About this task: Could you filter the data below down to the lines that hold the word "Number"?

Provided entries:
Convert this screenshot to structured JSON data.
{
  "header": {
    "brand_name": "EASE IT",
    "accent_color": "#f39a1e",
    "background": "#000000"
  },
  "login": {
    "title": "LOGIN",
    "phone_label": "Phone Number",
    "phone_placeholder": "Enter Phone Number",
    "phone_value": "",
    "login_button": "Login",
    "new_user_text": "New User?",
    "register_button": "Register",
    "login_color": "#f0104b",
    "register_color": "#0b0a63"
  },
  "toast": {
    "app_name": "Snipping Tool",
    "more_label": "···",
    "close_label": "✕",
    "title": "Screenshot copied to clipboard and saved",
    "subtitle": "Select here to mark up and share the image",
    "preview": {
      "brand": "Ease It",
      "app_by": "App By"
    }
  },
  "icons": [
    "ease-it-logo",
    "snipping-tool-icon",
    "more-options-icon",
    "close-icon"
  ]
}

Solution:
    "phone_label": "Phone Number",
    "phone_placeholder": "Enter Phone Number",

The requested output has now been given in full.